A bill proposed by Senator Jennifer Veiga (D – Denver) that requires employers not to discriminate against employees on the basis of “sexual orientation” or “gender variance” has passed the Senate Business, Labor, and Technology Committee on a 4-3 party-line vote.
The repercussions of such legislation if passed into state law? Employers (except of religious organizations) may have to accept behavior they find morally repulsive or be unable to express deeply-held religious convictions. Such were the objections of Republican committee members Sen. John Evans and Sen. Tom Wiens.
Or imagine this scenario: Mr. Smith owns a small family pharmacy. One of his employees – Bob – decides one day to reveal to the world that he has been hiding that he is really “a woman trapped in a man’s body.” Bob comes to work wearing a skirt and high heels. What can Mr. Smith do? Accept Bob’s new lifestyle decision or keep completely silent. And never mind what the customers think.
This is part of the burning Democrat agenda that is part of their mandate to govern? This reflects mainstream Colorado values?
Less than two weeks after their electoral takeover of the state legislature, the new Senate Majority Leader outlined the party’s focus for the upcoming session:
Sen. Ken Gordon, of Denver, the new majority leader, said he’s working on a 10-year plan for Democratic accomplishments.
“We’re going to do what we said we were going to do – work on the things that matter,” he said, ticking off a list that included transportation, education and, of course, the state budget crisis. “We’re going to get off this right-wing agenda of gays, guns and God.”
Off the right-wing agenda and onto the left-wing agenda of gays, guns and God. Maybe making sure that a man has the unimpeachable right to wear a dress to work is just one of those things that matter.
The Democrat majority has started tackling the “gays” issue. Next up? God and guns. Let’s just face it. A focus on social issues is not the sole provenance either of the Left or of the Right. But let’s see which is more in tune with most Colorado voters.
Meanwhile, the Kestrel points us to a Rocky Mountain News story highlighting that the state’s fiscal year 2004-05 budget deficit is not nearly as large as previously believed, and may not exist altogether. This immediately prompts two questions:

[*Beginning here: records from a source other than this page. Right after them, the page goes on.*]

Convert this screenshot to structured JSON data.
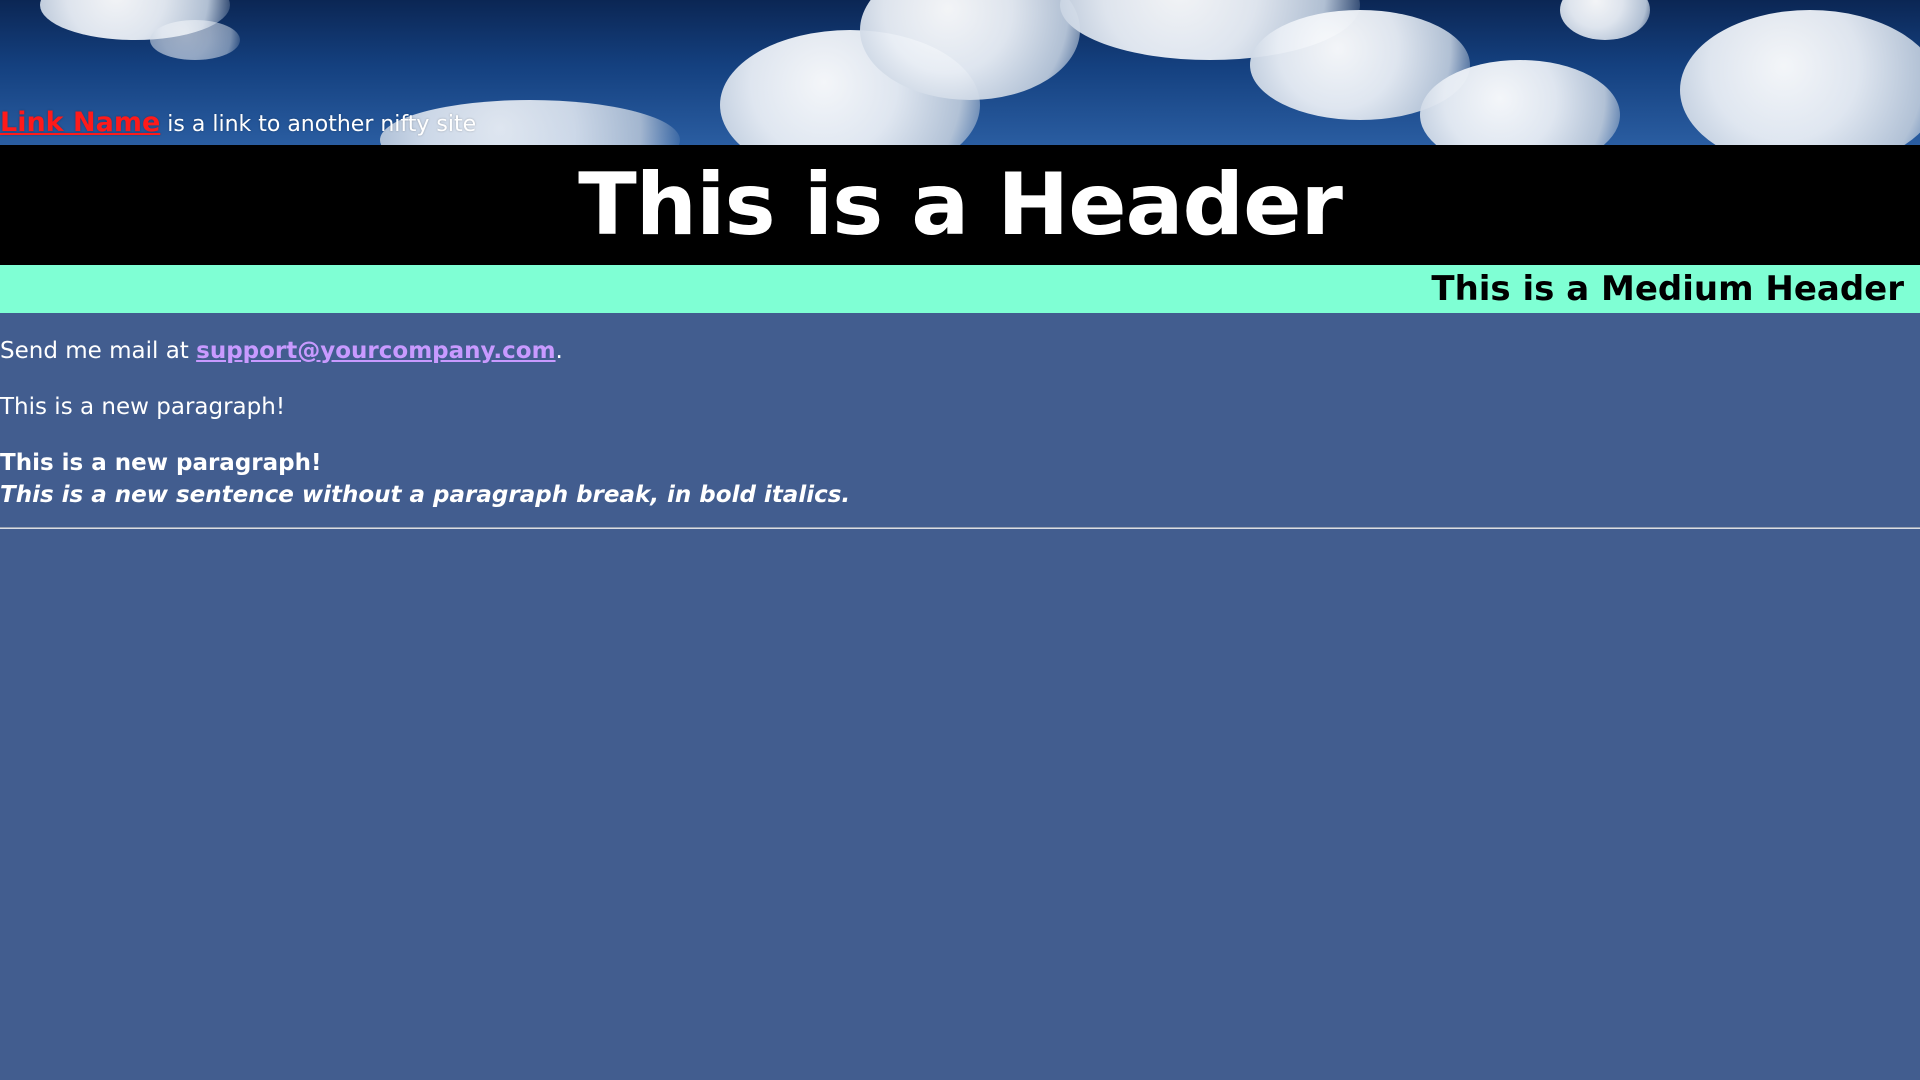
{
  "banner": {
    "link_label": "Link Name",
    "link_suffix": " is a link to another nifty site"
  },
  "header": {
    "title": "This is a Header"
  },
  "medium_header": {
    "title": "This is a Medium Header"
  },
  "content": {
    "mail_prefix": "Send me mail at ",
    "mail_link": "support@yourcompany.com",
    "mail_suffix": ".",
    "paragraph_plain": "This is a new paragraph!",
    "paragraph_bold": "This is a new paragraph!",
    "sentence_bold_italic": "This is a new sentence without a paragraph break, in bold italics."
  },
  "colors": {
    "page_background": "#425d8f",
    "header_background": "#000000",
    "medium_header_background": "#7fffd4",
    "link_color": "#ff1a1a",
    "email_link_color": "#c89aff"
  }
}
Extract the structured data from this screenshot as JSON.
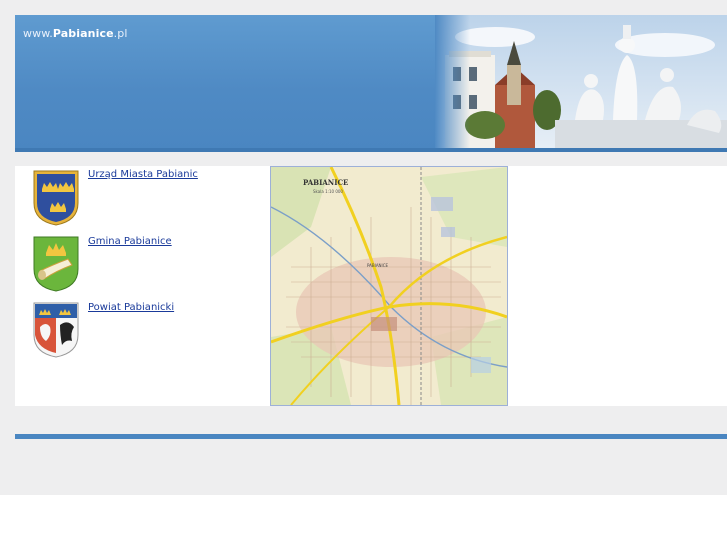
{
  "header": {
    "url_prefix": "www.",
    "url_name": "Pabianice",
    "url_suffix": ".pl"
  },
  "links": [
    {
      "label": "Urząd Miasta Pabianic",
      "crest": "crowns-crest-icon"
    },
    {
      "label": "Gmina Pabianice",
      "crest": "horn-crest-icon"
    },
    {
      "label": "Powiat Pabianicki",
      "crest": "eagle-crest-icon"
    }
  ],
  "map": {
    "title": "PABIANICE",
    "scale": "Skala 1:10 000",
    "district_label": "PABIANICE"
  },
  "colors": {
    "banner_blue": "#4f8ac4",
    "link_blue": "#1a3a9a",
    "page_gray": "#eeeeef"
  }
}
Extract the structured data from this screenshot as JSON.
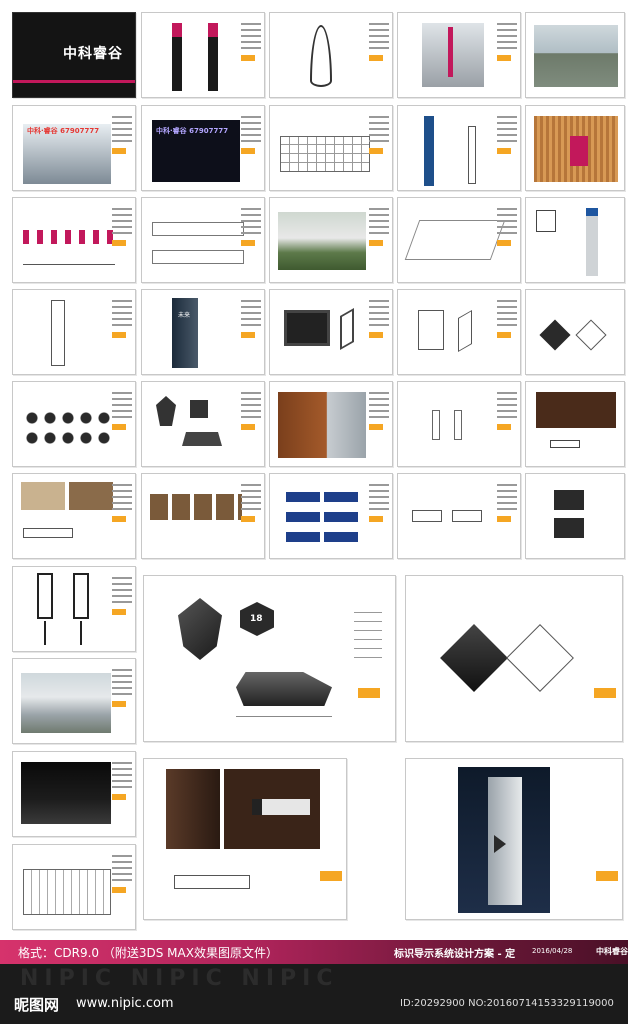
{
  "cover": {
    "logo_text": "中科睿谷"
  },
  "sample_labels": {
    "storefront_day": "中科·睿谷 67907777",
    "storefront_night": "中科·睿谷 67907777",
    "totem_small": "未来",
    "room_number": "18"
  },
  "band": {
    "format_text": "格式：CDR9.0 （附送3DS MAX效果图原文件）",
    "plan_title": "标识导示系统设计方案 - 定",
    "plan_date": "2016/04/28",
    "logo_text": "中科睿谷"
  },
  "footer": {
    "watermark": "NIPIC NIPIC NIPIC",
    "site_logo": "昵图网",
    "site_url": "www.nipic.com",
    "image_id": "ID:20292900 NO:20160714153329119000"
  },
  "colors": {
    "accent_magenta": "#c2185b",
    "accent_orange": "#f5a623",
    "dark_bg": "#1b1b1b"
  }
}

1. Will the Democrats still try to gut TABOR to “fix” a budget crisis that’s not nearly as bad as first believed?
2. If the budget turns out be balanced already, will the Democrats claim credit for it?